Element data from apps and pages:
..........

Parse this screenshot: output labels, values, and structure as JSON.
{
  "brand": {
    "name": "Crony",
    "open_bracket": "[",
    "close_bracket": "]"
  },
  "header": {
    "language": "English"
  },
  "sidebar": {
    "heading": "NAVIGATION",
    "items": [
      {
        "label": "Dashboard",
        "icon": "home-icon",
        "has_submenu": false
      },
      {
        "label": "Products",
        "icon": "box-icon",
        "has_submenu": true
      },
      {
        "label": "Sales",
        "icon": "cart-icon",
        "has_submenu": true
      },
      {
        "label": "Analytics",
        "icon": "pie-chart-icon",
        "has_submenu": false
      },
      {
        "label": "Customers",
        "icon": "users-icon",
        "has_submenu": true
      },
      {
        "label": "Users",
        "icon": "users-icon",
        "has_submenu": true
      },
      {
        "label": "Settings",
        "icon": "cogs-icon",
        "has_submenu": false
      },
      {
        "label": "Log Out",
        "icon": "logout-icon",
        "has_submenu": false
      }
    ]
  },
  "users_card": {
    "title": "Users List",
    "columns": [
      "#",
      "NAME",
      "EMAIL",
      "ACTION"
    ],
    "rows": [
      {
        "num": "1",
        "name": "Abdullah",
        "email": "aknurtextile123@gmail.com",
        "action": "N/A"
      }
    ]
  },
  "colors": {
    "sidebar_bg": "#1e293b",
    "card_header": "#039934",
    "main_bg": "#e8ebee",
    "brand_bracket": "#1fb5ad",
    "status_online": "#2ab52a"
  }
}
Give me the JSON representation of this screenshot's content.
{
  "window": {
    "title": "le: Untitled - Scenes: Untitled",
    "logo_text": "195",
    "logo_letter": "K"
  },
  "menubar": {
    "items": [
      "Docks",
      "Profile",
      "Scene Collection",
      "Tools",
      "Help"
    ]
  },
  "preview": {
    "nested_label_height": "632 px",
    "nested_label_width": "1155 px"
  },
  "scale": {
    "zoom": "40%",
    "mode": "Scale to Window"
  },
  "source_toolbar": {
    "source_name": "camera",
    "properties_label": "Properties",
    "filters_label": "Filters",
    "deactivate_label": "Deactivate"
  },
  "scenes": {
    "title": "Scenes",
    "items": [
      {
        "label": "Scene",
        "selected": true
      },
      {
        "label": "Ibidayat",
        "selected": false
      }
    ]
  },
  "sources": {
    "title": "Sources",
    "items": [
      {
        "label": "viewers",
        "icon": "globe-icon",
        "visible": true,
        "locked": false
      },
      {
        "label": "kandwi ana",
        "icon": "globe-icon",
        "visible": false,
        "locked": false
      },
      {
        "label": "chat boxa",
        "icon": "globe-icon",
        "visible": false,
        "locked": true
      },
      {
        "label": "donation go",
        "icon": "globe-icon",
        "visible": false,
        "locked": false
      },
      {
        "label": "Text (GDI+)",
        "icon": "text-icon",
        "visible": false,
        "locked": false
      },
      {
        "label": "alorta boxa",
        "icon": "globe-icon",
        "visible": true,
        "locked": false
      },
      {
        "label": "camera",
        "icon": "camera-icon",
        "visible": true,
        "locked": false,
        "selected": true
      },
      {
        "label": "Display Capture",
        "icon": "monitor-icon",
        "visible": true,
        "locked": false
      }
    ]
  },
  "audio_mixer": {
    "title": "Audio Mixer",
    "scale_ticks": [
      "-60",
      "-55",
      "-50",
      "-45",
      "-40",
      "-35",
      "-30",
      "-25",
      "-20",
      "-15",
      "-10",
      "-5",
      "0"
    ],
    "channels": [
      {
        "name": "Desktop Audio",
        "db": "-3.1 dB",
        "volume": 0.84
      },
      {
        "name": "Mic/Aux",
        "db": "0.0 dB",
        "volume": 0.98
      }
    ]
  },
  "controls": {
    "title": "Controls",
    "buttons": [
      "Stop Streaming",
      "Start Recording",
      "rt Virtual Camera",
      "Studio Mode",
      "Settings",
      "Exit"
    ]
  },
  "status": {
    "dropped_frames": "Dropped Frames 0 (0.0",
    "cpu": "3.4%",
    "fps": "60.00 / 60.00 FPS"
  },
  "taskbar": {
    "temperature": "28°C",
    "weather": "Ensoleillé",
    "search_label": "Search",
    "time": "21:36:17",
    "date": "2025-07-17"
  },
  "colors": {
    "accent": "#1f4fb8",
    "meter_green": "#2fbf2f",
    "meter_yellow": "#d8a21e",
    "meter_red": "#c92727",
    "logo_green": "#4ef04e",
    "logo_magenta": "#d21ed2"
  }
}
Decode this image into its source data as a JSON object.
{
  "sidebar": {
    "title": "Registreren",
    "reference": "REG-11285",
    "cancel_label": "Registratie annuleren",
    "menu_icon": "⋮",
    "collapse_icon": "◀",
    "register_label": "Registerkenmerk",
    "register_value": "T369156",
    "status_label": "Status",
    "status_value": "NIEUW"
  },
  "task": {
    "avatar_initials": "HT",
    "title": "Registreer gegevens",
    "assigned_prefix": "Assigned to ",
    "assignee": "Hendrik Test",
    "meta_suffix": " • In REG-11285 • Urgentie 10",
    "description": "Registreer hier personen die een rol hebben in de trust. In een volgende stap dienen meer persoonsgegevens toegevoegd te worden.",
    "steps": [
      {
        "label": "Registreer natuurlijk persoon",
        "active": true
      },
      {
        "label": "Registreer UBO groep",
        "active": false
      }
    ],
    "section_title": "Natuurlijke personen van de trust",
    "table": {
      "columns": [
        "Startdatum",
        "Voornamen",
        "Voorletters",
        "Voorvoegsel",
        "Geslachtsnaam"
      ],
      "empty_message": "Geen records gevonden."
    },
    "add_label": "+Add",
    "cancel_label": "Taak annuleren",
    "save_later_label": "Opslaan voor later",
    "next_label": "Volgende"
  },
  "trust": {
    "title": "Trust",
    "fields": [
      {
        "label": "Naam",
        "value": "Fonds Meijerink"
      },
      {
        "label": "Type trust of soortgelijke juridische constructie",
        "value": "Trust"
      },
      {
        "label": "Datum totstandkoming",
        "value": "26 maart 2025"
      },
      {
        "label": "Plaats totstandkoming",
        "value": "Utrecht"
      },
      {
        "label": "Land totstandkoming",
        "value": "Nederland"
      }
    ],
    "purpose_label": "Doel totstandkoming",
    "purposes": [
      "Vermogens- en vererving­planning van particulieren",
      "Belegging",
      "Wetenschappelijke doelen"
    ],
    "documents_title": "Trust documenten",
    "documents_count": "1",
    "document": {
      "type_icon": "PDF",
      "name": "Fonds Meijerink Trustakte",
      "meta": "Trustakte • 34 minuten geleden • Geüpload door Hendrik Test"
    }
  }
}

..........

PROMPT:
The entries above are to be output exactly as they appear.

THE COMPLETED TASK:
Parse this screenshot: output labels, values, and structure as JSON.
{
  "brand": {
    "name": "Crony",
    "open_bracket": "[",
    "close_bracket": "]"
  },
  "header": {
    "language": "English"
  },
  "sidebar": {
    "heading": "NAVIGATION",
    "items": [
      {
        "label": "Dashboard",
        "icon": "home-icon",
        "has_submenu": false
      },
      {
        "label": "Products",
        "icon": "box-icon",
        "has_submenu": true
      },
      {
        "label": "Sales",
        "icon": "cart-icon",
        "has_submenu": true
      },
      {
        "label": "Analytics",
        "icon": "pie-chart-icon",
        "has_submenu": false
      },
      {
        "label": "Customers",
        "icon": "users-icon",
        "has_submenu": true
      },
      {
        "label": "Users",
        "icon": "users-icon",
        "has_submenu": true
      },
      {
        "label": "Settings",
        "icon": "cogs-icon",
        "has_submenu": false
      },
      {
        "label": "Log Out",
        "icon": "logout-icon",
        "has_submenu": false
      }
    ]
  },
  "users_card": {
    "title": "Users List",
    "columns": [
      "#",
      "NAME",
      "EMAIL",
      "ACTION"
    ],
    "rows": [
      {
        "num": "1",
        "name": "Abdullah",
        "email": "aknurtextile123@gmail.com",
        "action": "N/A"
      }
    ]
  },
  "colors": {
    "sidebar_bg": "#1e293b",
    "card_header": "#039934",
    "main_bg": "#e8ebee",
    "brand_bracket": "#1fb5ad",
    "status_online": "#2ab52a"
  }
}
Give me the JSON representation of this screenshot's content.
{
  "window": {
    "title": "le: Untitled - Scenes: Untitled",
    "logo_text": "195",
    "logo_letter": "K"
  },
  "menubar": {
    "items": [
      "Docks",
      "Profile",
      "Scene Collection",
      "Tools",
      "Help"
    ]
  },
  "preview": {
    "nested_label_height": "632 px",
    "nested_label_width": "1155 px"
  },
  "scale": {
    "zoom": "40%",
    "mode": "Scale to Window"
  },
  "source_toolbar": {
    "source_name": "camera",
    "properties_label": "Properties",
    "filters_label": "Filters",
    "deactivate_label": "Deactivate"
  },
  "scenes": {
    "title": "Scenes",
    "items": [
      {
        "label": "Scene",
        "selected": true
      },
      {
        "label": "Ibidayat",
        "selected": false
      }
    ]
  },
  "sources": {
    "title": "Sources",
    "items": [
      {
        "label": "viewers",
        "icon": "globe-icon",
        "visible": true,
        "locked": false
      },
      {
        "label": "kandwi ana",
        "icon": "globe-icon",
        "visible": false,
        "locked": false
      },
      {
        "label": "chat boxa",
        "icon": "globe-icon",
        "visible": false,
        "locked": true
      },
      {
        "label": "donation go",
        "icon": "globe-icon",
        "visible": false,
        "locked": false
      },
      {
        "label": "Text (GDI+)",
        "icon": "text-icon",
        "visible": false,
        "locked": false
      },
      {
        "label": "alorta boxa",
        "icon": "globe-icon",
        "visible": true,
        "locked": false
      },
      {
        "label": "camera",
        "icon": "camera-icon",
        "visible": true,
        "locked": false,
        "selected": true
      },
      {
        "label": "Display Capture",
        "icon": "monitor-icon",
        "visible": true,
        "locked": false
      }
    ]
  },
  "audio_mixer": {
    "title": "Audio Mixer",
    "scale_ticks": [
      "-60",
      "-55",
      "-50",
      "-45",
      "-40",
      "-35",
      "-30",
      "-25",
      "-20",
      "-15",
      "-10",
      "-5",
      "0"
    ],
    "channels": [
      {
        "name": "Desktop Audio",
        "db": "-3.1 dB",
        "volume": 0.84
      },
      {
        "name": "Mic/Aux",
        "db": "0.0 dB",
        "volume": 0.98
      }
    ]
  },
  "controls": {
    "title": "Controls",
    "buttons": [
      "Stop Streaming",
      "Start Recording",
      "rt Virtual Camera",
      "Studio Mode",
      "Settings",
      "Exit"
    ]
  },
  "status": {
    "dropped_frames": "Dropped Frames 0 (0.0",
    "cpu": "3.4%",
    "fps": "60.00 / 60.00 FPS"
  },
  "taskbar": {
    "temperature": "28°C",
    "weather": "Ensoleillé",
    "search_label": "Search",
    "time": "21:36:17",
    "date": "2025-07-17"
  },
  "colors": {
    "accent": "#1f4fb8",
    "meter_green": "#2fbf2f",
    "meter_yellow": "#d8a21e",
    "meter_red": "#c92727",
    "logo_green": "#4ef04e",
    "logo_magenta": "#d21ed2"
  }
}
Decode this image into its source data as a JSON object.
{
  "sidebar": {
    "title": "Registreren",
    "reference": "REG-11285",
    "cancel_label": "Registratie annuleren",
    "menu_icon": "⋮",
    "collapse_icon": "◀",
    "register_label": "Registerkenmerk",
    "register_value": "T369156",
    "status_label": "Status",
    "status_value": "NIEUW"
  },
  "task": {
    "avatar_initials": "HT",
    "title": "Registreer gegevens",
    "assigned_prefix": "Assigned to ",
    "assignee": "Hendrik Test",
    "meta_suffix": " • In REG-11285 • Urgentie 10",
    "description": "Registreer hier personen die een rol hebben in de trust. In een volgende stap dienen meer persoonsgegevens toegevoegd te worden.",
    "steps": [
      {
        "label": "Registreer natuurlijk persoon",
        "active": true
      },
      {
        "label": "Registreer UBO groep",
        "active": false
      }
    ],
    "section_title": "Natuurlijke personen van de trust",
    "table": {
      "columns": [
        "Startdatum",
        "Voornamen",
        "Voorletters",
        "Voorvoegsel",
        "Geslachtsnaam"
      ],
      "empty_message": "Geen records gevonden."
    },
    "add_label": "+Add",
    "cancel_label": "Taak annuleren",
    "save_later_label": "Opslaan voor later",
    "next_label": "Volgende"
  },
  "trust": {
    "title": "Trust",
    "fields": [
      {
        "label": "Naam",
        "value": "Fonds Meijerink"
      },
      {
        "label": "Type trust of soortgelijke juridische constructie",
        "value": "Trust"
      },
      {
        "label": "Datum totstandkoming",
        "value": "26 maart 2025"
      },
      {
        "label": "Plaats totstandkoming",
        "value": "Utrecht"
      },
      {
        "label": "Land totstandkoming",
        "value": "Nederland"
      }
    ],
    "purpose_label": "Doel totstandkoming",
    "purposes": [
      "Vermogens- en vererving­planning van particulieren",
      "Belegging",
      "Wetenschappelijke doelen"
    ],
    "documents_title": "Trust documenten",
    "documents_count": "1",
    "document": {
      "type_icon": "PDF",
      "name": "Fonds Meijerink Trustakte",
      "meta": "Trustakte • 34 minuten geleden • Geüpload door Hendrik Test"
    }
  }
}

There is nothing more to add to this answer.